#### Base

(electronics) the part of a transistor that separates the emitter from the collector

#### Base

Use as a basis for; found on;
Base a claim on some observation

#### Base

Use (purified cocaine) by burning it and inhaling the fumes

#### Base

Assign to a station

#### Base

Serving as or forming a base;
The painter applied a base coat followed by two finishing coats

#### Base

(used of metals) consisting of or alloyed with inferior metal;
Base coins of aluminum
A base metal

#### Base

Of low birth or station (`base' is archaic in this sense);
Baseborn wretches with dirty faces
Of humble (or lowly) birth

#### Base

Not adhering to ethical or moral principles;
Base and unpatriotic motives
A base, degrading way of life
Cheating is dishonorable
They considered colonialism immoral
Unethical practices in handling public funds

#### Base

Having or showing an ignoble lack of honor or morality;
That liberal obedience without which your army would be a base rabble
Chok'd with ambition of the meaner sort
Something essentially vulgar and meanspirited in politics

Illegitimate

#### Base

Debased; not genuine;
An attempt to eliminate the base coinage

#### Base

Starting point or foundation for something.
We made the treehouse's base from strong oak.

## FAQs

#### Is "Basis" typically tangible or intangible?

"Basis" is more often intangible, referring to concepts or reasons.

#### What does "on a regular basis" mean?

It means routinely or frequently.

#### Can "Base" have a mathematical meaning?

Yes, as in the number used in exponentiation.

#### Can "Base" refer to a location?

Yes, such as a military base or home base in baseball.

#### What's a "basis point" in finance?

It's 1/100th of a percentage point.

#### Can "Base" indicate the main part of something?

Yes, like the base model of a car.

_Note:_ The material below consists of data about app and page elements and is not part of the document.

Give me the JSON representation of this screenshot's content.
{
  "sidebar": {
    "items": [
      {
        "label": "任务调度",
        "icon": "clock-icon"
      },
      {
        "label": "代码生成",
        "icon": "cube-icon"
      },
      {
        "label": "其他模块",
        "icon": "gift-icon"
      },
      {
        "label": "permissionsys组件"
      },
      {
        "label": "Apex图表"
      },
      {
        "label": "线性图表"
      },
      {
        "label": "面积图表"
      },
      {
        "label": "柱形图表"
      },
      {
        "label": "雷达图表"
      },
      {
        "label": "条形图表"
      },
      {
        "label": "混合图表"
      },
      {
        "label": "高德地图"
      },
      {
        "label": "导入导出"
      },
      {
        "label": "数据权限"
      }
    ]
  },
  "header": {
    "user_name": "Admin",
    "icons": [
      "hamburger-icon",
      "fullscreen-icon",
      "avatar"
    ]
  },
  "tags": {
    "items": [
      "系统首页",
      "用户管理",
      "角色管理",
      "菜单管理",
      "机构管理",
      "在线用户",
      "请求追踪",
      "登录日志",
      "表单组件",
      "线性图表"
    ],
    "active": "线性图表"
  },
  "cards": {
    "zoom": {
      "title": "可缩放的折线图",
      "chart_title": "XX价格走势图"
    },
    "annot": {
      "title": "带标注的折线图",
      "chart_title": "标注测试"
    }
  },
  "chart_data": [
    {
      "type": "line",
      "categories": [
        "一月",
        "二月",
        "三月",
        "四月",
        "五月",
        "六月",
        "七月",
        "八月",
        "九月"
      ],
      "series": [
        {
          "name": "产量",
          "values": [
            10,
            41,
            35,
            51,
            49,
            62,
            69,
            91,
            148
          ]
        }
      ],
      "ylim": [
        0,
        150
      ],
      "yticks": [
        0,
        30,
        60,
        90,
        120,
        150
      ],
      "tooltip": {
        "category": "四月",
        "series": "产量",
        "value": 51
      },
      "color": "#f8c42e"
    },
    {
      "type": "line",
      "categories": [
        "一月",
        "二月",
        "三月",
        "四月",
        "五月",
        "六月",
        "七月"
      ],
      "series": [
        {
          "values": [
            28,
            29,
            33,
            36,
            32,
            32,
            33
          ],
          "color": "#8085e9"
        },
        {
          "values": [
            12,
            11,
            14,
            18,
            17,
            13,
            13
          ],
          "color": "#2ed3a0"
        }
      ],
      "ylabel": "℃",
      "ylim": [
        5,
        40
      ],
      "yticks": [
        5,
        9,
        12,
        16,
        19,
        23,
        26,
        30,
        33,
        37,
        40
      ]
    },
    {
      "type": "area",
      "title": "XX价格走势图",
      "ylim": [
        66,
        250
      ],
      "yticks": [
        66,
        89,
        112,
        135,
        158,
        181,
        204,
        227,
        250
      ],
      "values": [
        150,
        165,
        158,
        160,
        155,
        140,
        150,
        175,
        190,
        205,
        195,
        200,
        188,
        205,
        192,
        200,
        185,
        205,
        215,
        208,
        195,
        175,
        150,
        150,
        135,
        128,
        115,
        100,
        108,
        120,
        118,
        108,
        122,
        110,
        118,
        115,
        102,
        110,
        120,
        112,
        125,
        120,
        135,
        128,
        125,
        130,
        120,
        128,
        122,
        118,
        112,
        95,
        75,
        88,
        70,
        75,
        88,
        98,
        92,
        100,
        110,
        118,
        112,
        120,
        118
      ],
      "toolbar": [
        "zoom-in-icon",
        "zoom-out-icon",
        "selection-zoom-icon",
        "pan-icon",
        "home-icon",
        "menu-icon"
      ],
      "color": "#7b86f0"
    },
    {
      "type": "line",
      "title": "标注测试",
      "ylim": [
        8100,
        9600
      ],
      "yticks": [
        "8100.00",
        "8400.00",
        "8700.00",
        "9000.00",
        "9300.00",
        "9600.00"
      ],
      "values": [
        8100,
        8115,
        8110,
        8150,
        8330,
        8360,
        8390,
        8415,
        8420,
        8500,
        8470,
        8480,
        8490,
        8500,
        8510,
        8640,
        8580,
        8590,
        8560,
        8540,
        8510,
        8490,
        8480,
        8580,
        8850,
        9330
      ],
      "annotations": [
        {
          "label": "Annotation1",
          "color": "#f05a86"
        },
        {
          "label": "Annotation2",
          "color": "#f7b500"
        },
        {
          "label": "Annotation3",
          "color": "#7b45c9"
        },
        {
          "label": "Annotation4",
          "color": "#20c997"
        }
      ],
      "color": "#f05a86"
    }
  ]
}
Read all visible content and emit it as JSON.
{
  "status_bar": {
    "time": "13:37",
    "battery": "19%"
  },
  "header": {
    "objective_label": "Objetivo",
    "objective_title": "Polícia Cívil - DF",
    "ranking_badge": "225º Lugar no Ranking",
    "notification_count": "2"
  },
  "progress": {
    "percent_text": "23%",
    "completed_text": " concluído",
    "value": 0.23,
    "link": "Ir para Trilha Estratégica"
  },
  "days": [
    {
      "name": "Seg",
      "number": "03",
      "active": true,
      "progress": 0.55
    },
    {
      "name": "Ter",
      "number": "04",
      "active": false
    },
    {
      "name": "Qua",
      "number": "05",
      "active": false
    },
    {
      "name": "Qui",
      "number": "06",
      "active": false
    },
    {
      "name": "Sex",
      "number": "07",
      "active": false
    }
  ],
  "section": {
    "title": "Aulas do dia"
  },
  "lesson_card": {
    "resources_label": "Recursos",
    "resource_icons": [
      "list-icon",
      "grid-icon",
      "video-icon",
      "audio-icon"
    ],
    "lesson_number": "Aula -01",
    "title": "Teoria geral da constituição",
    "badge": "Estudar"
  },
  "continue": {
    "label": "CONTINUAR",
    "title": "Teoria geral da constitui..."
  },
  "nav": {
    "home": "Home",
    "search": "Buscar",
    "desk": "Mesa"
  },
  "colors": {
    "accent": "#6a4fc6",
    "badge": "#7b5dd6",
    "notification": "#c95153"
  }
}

#### Can "Base" mean low or inferior?

In some contexts, "base" can mean morally low.

#### Can "Basis" be a set in mathematics?

Yes, especially in linear algebra to describe vectors.

#### Is a "Base" always the bottom part?

Typically, but it can also mean the main or starting part.

#### Can "Base" be used in cooking contexts?

Yes, as in "tomato is the base for the sauce."

#### Does "Basis" imply a foundational reason?

Yes, it often refers to the main reason or principle.

#### How is "Base" used in chemistry?

It refers to substances that can accept protons or donate pairs of electrons.

#### Is "Basis" used in legal contexts?

Yes, to describe the main reason or grounds for something.

#### Can "Base" and "Basis" be used interchangeably?

Not always, as they have distinct nuances and applications.

#### How do "basis of" and "base for" differ?

"Basis of" usually implies a reasoning, while "base for" is often more tangible.